Zika is primarily transmitted through the bite of infected Aedes mosquitoes. It can also be transmitted from a pregnant mother to her baby during pregnancy or around the time of birth. We do not know how often Zika is transmitted from mother to baby during pregnancy or around the time of birth.
Anyone who is living in or traveling to an area where Zika virus is found, who has not already been infected with Zika virus, is at risk for infection. Find out where the virus is found
About one in five people infected with Zika will get sick. For people who get sick, the illness is usually mild. For this reason, many people might not realize they have been infected. Common symptoms include fever, rash, joint pain, or conjunctivitis (red eyes). Symptoms typically begin 2 to 7 days after being bitten by an infected mosquito.
No. There is no vaccine to prevent infection or medicine to treat Zika.
With no treatment or vaccine available, the only protection against Zika is to avoid travel to areas with an active infestation. If you do travel to a country where Zika is present, the CDC advises strict adherence to mosquito protection measures:
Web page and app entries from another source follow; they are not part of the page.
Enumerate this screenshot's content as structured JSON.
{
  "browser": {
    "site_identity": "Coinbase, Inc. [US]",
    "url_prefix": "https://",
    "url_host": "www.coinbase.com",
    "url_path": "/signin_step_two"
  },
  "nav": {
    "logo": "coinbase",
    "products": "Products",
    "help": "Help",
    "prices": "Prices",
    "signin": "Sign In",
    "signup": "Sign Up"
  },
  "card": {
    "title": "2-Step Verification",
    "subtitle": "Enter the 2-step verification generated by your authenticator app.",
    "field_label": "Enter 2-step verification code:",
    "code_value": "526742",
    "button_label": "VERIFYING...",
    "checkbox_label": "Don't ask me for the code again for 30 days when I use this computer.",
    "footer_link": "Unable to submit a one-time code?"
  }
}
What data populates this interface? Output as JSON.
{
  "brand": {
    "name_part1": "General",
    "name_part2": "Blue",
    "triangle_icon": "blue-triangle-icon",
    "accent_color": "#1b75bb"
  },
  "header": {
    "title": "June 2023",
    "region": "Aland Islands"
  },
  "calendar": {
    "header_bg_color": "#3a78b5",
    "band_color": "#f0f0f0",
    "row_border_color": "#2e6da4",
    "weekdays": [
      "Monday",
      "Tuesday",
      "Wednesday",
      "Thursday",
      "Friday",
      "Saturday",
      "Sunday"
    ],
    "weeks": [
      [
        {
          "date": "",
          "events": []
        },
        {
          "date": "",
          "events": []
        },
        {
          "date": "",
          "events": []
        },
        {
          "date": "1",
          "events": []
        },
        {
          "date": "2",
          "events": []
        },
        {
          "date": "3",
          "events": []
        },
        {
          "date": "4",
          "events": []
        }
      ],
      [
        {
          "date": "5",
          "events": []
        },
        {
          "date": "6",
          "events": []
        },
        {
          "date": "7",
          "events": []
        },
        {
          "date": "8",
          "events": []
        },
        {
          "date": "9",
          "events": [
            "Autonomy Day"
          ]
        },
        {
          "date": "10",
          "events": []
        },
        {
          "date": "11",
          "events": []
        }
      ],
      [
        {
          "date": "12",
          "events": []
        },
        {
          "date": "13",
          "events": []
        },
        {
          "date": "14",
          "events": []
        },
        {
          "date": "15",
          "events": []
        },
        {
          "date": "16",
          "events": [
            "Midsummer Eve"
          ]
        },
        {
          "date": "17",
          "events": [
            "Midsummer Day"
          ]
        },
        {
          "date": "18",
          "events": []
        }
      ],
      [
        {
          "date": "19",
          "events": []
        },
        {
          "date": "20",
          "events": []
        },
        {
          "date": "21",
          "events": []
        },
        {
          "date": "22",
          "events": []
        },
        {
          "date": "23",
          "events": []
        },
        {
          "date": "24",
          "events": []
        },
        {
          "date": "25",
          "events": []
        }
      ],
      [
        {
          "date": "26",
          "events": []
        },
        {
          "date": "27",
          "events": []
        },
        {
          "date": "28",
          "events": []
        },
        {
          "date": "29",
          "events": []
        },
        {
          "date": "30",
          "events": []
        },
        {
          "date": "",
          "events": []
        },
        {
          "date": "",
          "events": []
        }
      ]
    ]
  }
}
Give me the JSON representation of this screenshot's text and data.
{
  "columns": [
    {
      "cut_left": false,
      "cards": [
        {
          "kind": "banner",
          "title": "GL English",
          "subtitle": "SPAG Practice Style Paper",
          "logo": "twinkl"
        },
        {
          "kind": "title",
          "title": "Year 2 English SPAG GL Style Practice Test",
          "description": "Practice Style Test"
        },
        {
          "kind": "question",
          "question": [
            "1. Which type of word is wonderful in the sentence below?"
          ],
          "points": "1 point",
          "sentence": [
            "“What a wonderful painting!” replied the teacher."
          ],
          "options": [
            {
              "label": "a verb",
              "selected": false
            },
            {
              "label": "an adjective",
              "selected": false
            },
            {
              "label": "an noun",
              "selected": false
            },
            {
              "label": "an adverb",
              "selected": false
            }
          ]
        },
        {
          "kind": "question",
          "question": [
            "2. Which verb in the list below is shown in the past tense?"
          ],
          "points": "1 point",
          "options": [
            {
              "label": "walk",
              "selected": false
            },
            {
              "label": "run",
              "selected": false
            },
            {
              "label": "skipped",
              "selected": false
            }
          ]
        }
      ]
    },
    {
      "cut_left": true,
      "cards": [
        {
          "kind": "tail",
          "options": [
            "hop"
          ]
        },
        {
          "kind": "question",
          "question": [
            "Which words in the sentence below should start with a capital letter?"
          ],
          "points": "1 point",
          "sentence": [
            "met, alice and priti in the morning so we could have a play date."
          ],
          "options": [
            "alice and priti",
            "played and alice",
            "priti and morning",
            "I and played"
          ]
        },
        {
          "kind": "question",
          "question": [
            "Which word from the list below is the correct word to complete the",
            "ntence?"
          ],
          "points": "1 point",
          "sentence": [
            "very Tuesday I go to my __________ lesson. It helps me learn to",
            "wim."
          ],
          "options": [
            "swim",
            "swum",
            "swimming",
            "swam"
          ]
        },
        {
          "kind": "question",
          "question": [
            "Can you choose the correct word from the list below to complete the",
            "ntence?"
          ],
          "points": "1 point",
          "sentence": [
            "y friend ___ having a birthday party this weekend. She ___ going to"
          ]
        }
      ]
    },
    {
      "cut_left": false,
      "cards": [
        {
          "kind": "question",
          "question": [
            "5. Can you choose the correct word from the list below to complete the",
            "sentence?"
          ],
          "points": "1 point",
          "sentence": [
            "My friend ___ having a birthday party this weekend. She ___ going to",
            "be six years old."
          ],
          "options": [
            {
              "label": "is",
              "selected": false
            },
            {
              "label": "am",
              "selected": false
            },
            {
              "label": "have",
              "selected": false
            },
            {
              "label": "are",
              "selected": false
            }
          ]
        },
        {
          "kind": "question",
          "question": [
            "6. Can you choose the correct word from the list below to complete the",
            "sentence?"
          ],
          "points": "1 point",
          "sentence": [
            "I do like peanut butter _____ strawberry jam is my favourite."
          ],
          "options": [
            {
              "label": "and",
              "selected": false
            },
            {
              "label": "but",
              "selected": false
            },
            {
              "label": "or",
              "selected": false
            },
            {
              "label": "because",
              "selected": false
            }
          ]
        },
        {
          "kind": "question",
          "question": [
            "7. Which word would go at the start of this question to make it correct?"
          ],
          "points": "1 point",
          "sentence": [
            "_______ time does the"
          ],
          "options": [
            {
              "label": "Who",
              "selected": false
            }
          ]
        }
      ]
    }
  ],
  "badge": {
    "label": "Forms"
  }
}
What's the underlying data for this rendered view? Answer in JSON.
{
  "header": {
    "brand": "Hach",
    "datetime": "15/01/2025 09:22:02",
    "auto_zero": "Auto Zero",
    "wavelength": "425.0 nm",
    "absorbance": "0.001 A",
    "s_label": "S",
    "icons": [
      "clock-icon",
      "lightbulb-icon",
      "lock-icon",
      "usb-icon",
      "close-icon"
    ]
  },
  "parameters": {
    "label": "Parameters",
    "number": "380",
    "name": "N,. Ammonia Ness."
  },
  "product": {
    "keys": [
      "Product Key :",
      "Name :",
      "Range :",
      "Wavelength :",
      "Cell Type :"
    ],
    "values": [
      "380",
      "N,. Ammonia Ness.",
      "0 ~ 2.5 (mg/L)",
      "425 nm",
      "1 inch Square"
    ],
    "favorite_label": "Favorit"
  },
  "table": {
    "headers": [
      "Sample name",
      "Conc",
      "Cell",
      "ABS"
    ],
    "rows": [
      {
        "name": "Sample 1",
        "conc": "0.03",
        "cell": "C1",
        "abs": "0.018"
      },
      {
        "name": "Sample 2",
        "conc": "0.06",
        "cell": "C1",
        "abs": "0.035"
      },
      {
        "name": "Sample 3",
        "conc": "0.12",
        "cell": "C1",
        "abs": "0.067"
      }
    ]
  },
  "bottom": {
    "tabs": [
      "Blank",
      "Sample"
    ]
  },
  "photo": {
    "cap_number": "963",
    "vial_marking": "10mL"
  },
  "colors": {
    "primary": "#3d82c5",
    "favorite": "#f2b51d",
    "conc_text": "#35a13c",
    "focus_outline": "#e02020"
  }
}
See your healthcare provider if you develop a fever, rash, joint pain, or red eyes within 2 weeks after traveling to a country where Zika virus cases have been reported. Be sure to tell your health care provider where you traveled.